Greece found another ally on its rally to bring the Parthenon Marbles back home, in the face of Guardian correspondent in Greece, Turkey and Cyprus, Helena Smith. In an impassioned article on Sunday’s Observer, entitled “As a Briton, I hang my head in shame. We must return the Parthenon marbles,” Smith explained why there must be an end to the ongoing dispute over the Parthenon Marbles and why they should return home, while pointing out the time is right now for Britain to rectify a historic wrong.
“Though hacked and fragmented, a haunting shadow of the masterpiece hewn 2,500 years ago, it takes your breath away. A gift to behold under the Attic skies. But something more: the best riposte to any doubt that the Parthenon – or Elgin – marbles, the artworks that once adorned this magisterial edifice – but which have spent the last 200 years displayed in the badly lit British Museum – should be reunited with the place where they were created,” she wrote.
“I will not hide. In the immortal words of Lord Byron: ‘I am with Greece.’ And so naturally enthused that a squabble that should have been resolved long ago, if logic and common decency had prevailed, has re-erupted with such vigour following Amal Clooney’s visit to Athens last week,” Smith added, criticizing the fact that the debate was only reanimated after Alamuddin’s public support over the Greek request. Continuing, she recalled the efforts of late Greek actress and Culture Minister Melina Mercouri to repatriate the 88 plundered slabs that ended up at the other end of Europe during the Ottoman rule.
“Fifteen months ago, Athens requested that the row be mediated through the offices of Unesco, the United Nations cultural arm, after the organisation changed its rules dealing with stolen cultural property. Fifteen months later, it is still awaiting a response.
There is some merit in the argument that as the most significant surviving ancient artworks – and representations of the achievement of classical Athens – this masterwork of narrative in stone is not Greek but universal and, as such, belongs to the world.

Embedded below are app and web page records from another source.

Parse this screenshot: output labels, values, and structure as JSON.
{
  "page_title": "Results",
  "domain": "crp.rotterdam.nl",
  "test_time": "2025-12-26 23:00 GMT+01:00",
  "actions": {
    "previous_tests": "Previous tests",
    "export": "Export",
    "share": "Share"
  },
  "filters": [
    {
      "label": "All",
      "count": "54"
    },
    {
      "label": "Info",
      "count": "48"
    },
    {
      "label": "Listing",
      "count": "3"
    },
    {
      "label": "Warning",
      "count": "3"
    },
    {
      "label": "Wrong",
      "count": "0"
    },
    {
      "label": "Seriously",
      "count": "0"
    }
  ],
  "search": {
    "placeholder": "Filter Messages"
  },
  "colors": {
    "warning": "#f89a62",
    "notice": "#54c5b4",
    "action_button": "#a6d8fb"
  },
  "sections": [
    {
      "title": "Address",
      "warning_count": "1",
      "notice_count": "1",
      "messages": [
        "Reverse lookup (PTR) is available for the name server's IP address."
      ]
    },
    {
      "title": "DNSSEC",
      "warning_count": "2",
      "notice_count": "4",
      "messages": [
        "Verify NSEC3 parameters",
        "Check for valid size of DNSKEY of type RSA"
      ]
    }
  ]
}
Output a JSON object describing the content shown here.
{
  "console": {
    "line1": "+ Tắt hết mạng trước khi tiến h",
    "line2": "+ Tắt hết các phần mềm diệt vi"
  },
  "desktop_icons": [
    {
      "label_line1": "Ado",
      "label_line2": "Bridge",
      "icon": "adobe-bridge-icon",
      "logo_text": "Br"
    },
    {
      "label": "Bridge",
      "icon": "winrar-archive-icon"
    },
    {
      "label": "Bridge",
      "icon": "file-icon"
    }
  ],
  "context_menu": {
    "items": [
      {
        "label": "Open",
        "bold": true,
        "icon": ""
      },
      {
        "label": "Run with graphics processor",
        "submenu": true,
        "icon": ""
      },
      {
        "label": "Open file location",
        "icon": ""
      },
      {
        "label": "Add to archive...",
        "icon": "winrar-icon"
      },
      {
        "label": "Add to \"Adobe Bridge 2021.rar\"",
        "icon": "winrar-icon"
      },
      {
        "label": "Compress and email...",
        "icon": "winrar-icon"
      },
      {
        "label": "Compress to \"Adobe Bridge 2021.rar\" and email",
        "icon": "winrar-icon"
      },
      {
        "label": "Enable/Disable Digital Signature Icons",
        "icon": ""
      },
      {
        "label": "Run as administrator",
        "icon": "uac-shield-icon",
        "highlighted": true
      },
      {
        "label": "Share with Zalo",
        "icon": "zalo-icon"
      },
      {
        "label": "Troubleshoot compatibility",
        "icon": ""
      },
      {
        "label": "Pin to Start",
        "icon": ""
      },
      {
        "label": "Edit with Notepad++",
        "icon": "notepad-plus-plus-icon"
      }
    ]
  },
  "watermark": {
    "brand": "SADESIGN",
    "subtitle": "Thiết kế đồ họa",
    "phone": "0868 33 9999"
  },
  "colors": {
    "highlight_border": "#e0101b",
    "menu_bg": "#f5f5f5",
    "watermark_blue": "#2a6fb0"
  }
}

But the claim, postulated by the British Museum, that they are better positioned in London to ‘serve world audiences’ is to make a nonsense of a lie. The Greeks first asked for the marbles under King Otto, their first king shortly after the nation won independence in 1830, long before Mercouri put the dispute on the map. To brush off that demand as Greek cultural nationalism is patronising in the extreme,” Smith argued, blaming London for hiding behind laws to avoid what would be perceived as a “defeat.”
“Every country, after all, has a right to the heritage that is an inherent part of its cultural identity. And Greece, underlining the importance it attaches to the marbles, has offered all manner of treasure in return. This is not about opening the floodgates (that other fear so often voiced by those who claim the antiquities are better off in London). Athens wants nothing else back – including that other pillaged masterpiece, the Bassae frieze, which in high relief depicts the Greeks fighting the Amazons and is also on display at the British Museum, but on account of staff shortages rarely available for viewing.”
Indeed, Greece has gone as far as to propose joint curatorship of the marbles through the establishment of a British Museum branch, within sight of the Parthenon, on the new Acropolis Museum’s top floor.
“As a Briton, I hang my head in shame but take heart in what the poet Titos Patrikios, an old friend, calls Greece’s ‘unbeatable weapon’; the common sense of ordinary Britons who for almost two decades have overwhelmingly endorsed repatriation in successive opinion polls. It was another poet, Yannis Ritsos, who summed up the marbles’ predicament best. ‘These stones don’t feel at ease with less sky’, he wrote. They needed the luminosity of Attica to be appreciated most…
Greece has gone through its darkest hour in recent years. The reunification of the sculptures would be a huge shot in the arm for a nation that in times of difficulty has always stood by Britain. Rarely do we have such opportunities to right a wrong. That opportunity is here now and in the name of everything it stands for, Great Britain should seize the moment. It would, as Stephen Fry put it, be the classiest of acts,” Smith concluded.